Stepping wholeheartedly into the concepts of Agile manufacturing and community outreach is PDMA member Medtronic. The company has responded in unprecedented ways to meet the dramatic needs of the health care system, including engaging internal teams and former competitors to coordinate a rapid response. Some of the innovations coming from this global leader include the release of ventilation design specifications to help increase global ventilator production, launching a COVID-19 section of their external idea submissions to help funnel public submissions to their IP and R&D experts for review, and providing design support on a team of experts from Boston Scientific, University of Minnesota and UnitedHealth Group for a basic mechanical compact ventilator.
Connecting Innovators Worldwide: 3D Systems
Showcasing that the innovation and startup community is vibrantly assisting during this time, 3D Systems recently placed a COVID-19 Call to Action. Global organizations and companies of all sizes, including individuals like LeanMed CEO and PDMA Vice Chair Mark Adkins, have answered. The global initiative connects the health care community with the global 3-D printing community to help bridge the supply chain gap for needed personal protection equipment (PPE) and medical devices.

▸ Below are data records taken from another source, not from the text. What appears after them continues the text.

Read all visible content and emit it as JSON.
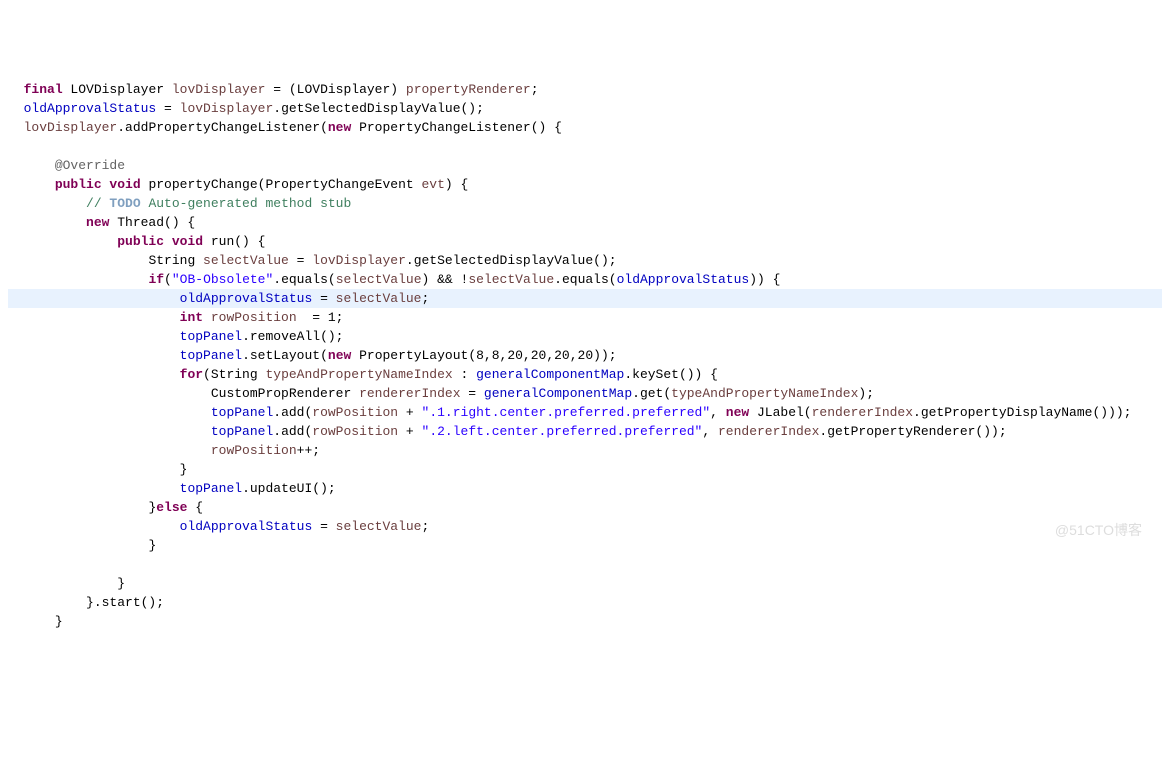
{
  "code": {
    "l1_final": "final",
    "l1_type": " LOVDisplayer ",
    "l1_var": "lovDisplayer",
    "l1_rest": " = (LOVDisplayer) ",
    "l1_prop": "propertyRenderer",
    "l1_end": ";",
    "l2_var": "oldApprovalStatus",
    "l2_rest": " = ",
    "l2_var2": "lovDisplayer",
    "l2_method": ".getSelectedDisplayValue();",
    "l3_var": "lovDisplayer",
    "l3_method": ".addPropertyChangeListener(",
    "l3_new": "new",
    "l3_rest": " PropertyChangeListener() {",
    "l5_anno": "@Override",
    "l6_public": "public",
    "l6_void": " void",
    "l6_name": " propertyChange(PropertyChangeEvent ",
    "l6_param": "evt",
    "l6_end": ") {",
    "l7_slash": "// ",
    "l7_todo": "TODO",
    "l7_comment": " Auto-generated method stub",
    "l8_new": "new",
    "l8_rest": " Thread() {",
    "l9_public": "public",
    "l9_void": " void",
    "l9_run": " run() {",
    "l10_pre": "String ",
    "l10_var": "selectValue",
    "l10_rest": " = ",
    "l10_var2": "lovDisplayer",
    "l10_method": ".getSelectedDisplayValue();",
    "l11_if": "if",
    "l11_open": "(",
    "l11_str": "\"OB-Obsolete\"",
    "l11_rest1": ".equals(",
    "l11_var1": "selectValue",
    "l11_rest2": ") && !",
    "l11_var2": "selectValue",
    "l11_rest3": ".equals(",
    "l11_var3": "oldApprovalStatus",
    "l11_rest4": ")) {",
    "l12_var": "oldApprovalStatus",
    "l12_rest": " = ",
    "l12_var2": "selectValue",
    "l12_end": ";",
    "l13_int": "int",
    "l13_var": " rowPosition",
    "l13_rest": "  = 1;",
    "l14_var": "topPanel",
    "l14_rest": ".removeAll();",
    "l15_var": "topPanel",
    "l15_rest": ".setLayout(",
    "l15_new": "new",
    "l15_rest2": " PropertyLayout(8,8,20,20,20,20));",
    "l16_for": "for",
    "l16_rest1": "(String ",
    "l16_var1": "typeAndPropertyNameIndex",
    "l16_rest2": " : ",
    "l16_var2": "generalComponentMap",
    "l16_rest3": ".keySet()) {",
    "l17_pre": "CustomPropRenderer ",
    "l17_var": "rendererIndex",
    "l17_rest": " = ",
    "l17_var2": "generalComponentMap",
    "l17_rest2": ".get(",
    "l17_var3": "typeAndPropertyNameIndex",
    "l17_end": ");",
    "l18_var": "topPanel",
    "l18_rest": ".add(",
    "l18_var2": "rowPosition",
    "l18_rest2": " + ",
    "l18_str": "\".1.right.center.preferred.preferred\"",
    "l18_rest3": ", ",
    "l18_new": "new",
    "l18_rest4": " JLabel(",
    "l18_var3": "rendererIndex",
    "l18_rest5": ".getPropertyDisplayName()));",
    "l19_var": "topPanel",
    "l19_rest": ".add(",
    "l19_var2": "rowPosition",
    "l19_rest2": " + ",
    "l19_str": "\".2.left.center.preferred.preferred\"",
    "l19_rest3": ", ",
    "l19_var3": "rendererIndex",
    "l19_rest4": ".getPropertyRenderer());",
    "l20_var": "rowPosition",
    "l20_rest": "++;",
    "l21_brace": "}",
    "l22_var": "topPanel",
    "l22_rest": ".updateUI();",
    "l23_else": "}",
    "l23_else2": "else",
    "l23_rest": " {",
    "l24_var": "oldApprovalStatus",
    "l24_rest": " = ",
    "l24_var2": "selectValue",
    "l24_end": ";",
    "l25_brace": "}",
    "l27_brace": "}",
    "l28_rest": "}.start();",
    "l29_brace": "}"
  },
  "watermark": "@51CTO博客"
}
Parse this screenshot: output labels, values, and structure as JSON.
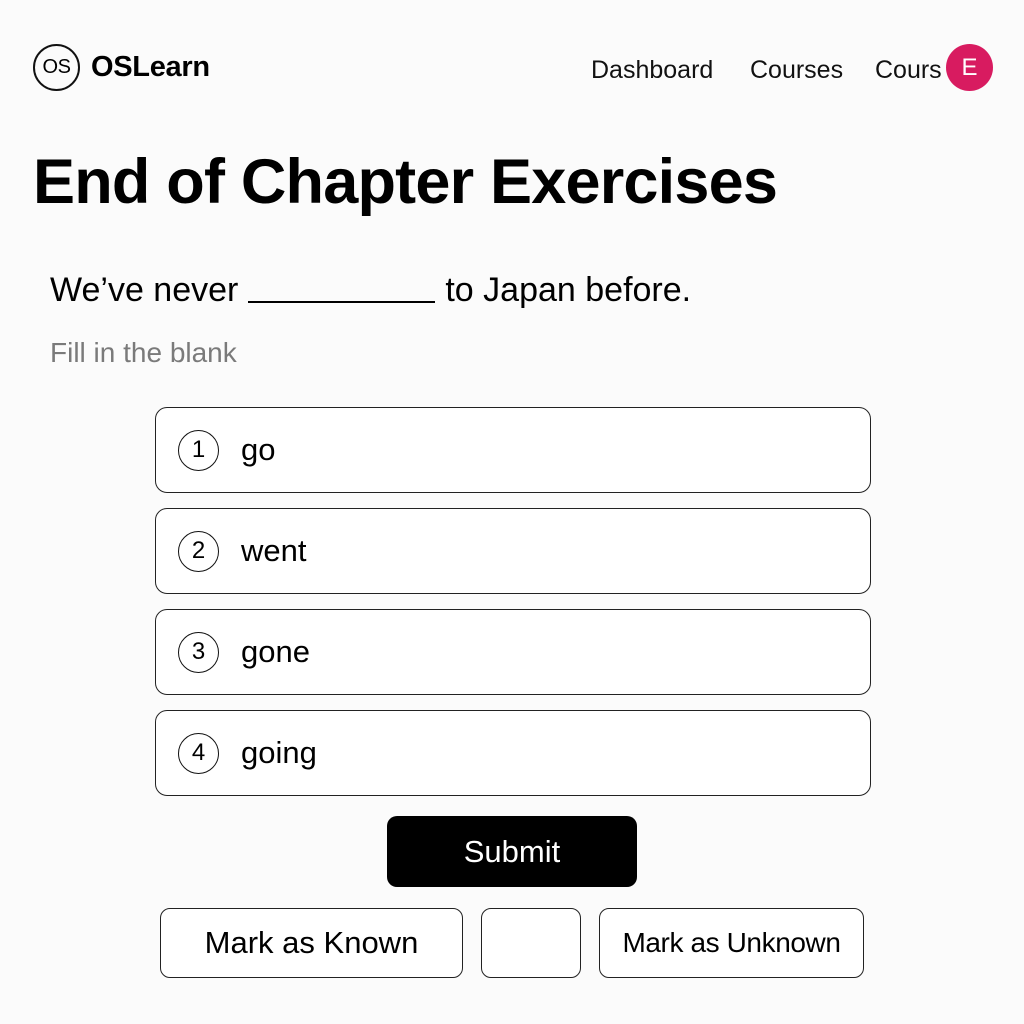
{
  "brand": {
    "logo_text": "OS",
    "name": "OSLearn"
  },
  "nav": {
    "links": [
      "Dashboard",
      "Courses",
      "Cours"
    ],
    "avatar_initial": "E",
    "avatar_color": "#d81b60"
  },
  "page": {
    "title": "End of Chapter Exercises",
    "question_before": "We’ve never",
    "question_after": "to Japan before.",
    "instruction": "Fill in the blank"
  },
  "options": [
    {
      "number": "1",
      "label": "go"
    },
    {
      "number": "2",
      "label": "went"
    },
    {
      "number": "3",
      "label": "gone"
    },
    {
      "number": "4",
      "label": "going"
    }
  ],
  "actions": {
    "submit": "Submit",
    "mark_known": "Mark as Known",
    "middle": "",
    "mark_unknown": "Mark as Unknown"
  },
  "colors": {
    "primary_button": "#000000",
    "avatar": "#d81b60"
  }
}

“A number of global initiatives are bringing worldwide communities together, including this one from 3D Systems,” said Adkins. “By activating this large community of 3-D printers of all sizes, people and organizations around the world have been able to respond quickly to the growing needs of the health care workers and manufacturers.”
On the 3D Systems COVID-19 Response page, the organization lays out the key areas where they are focusing their efforts — including the “engineering and printing support for personal protective items, manufacturing capabilities for ventilator venturi valves, and medical education resources for lung ultrasound procedures.”
“The 3-D Printing community seems like it would be small, but what we are seeing here is closer to a global virtual factory being activated; it’s inspiring,” commented Adkins. “It really is a global community coming together through innovation.”
The innovations of PDMA members and the wider product development community don’t end with just these examples. Every day, more innovators and disruptors step up and provide vital services. The American Hospital Association recently started the “100 Million Masks Challenge” to quickly ramp up production of PPE. The challenge provides manufacturers, community businesses and individuals an opportunity to support their local health care providers by increasing the production of vital protection gear.
To help connect even more innovators around the global and build on the community of innovators who already connect through the organization, PDMA recently launched an Innovators Respond to Crisis section of its Knowledge Hub (kHUB). This forum provides members the chance to connect and share ideas about how they, as product development professionals, can come together and provide much-needed relief and services.
The Product Development and Management Association (PDMA) is a global community of over 2,000 members whose skills, expertise and experience power the most recognized and respected innovative companies in the world. Established in 1976, PDMA is the only organization that focuses on the unique set of integrated activities involved in the full lifecycle of product development and management, including innovation.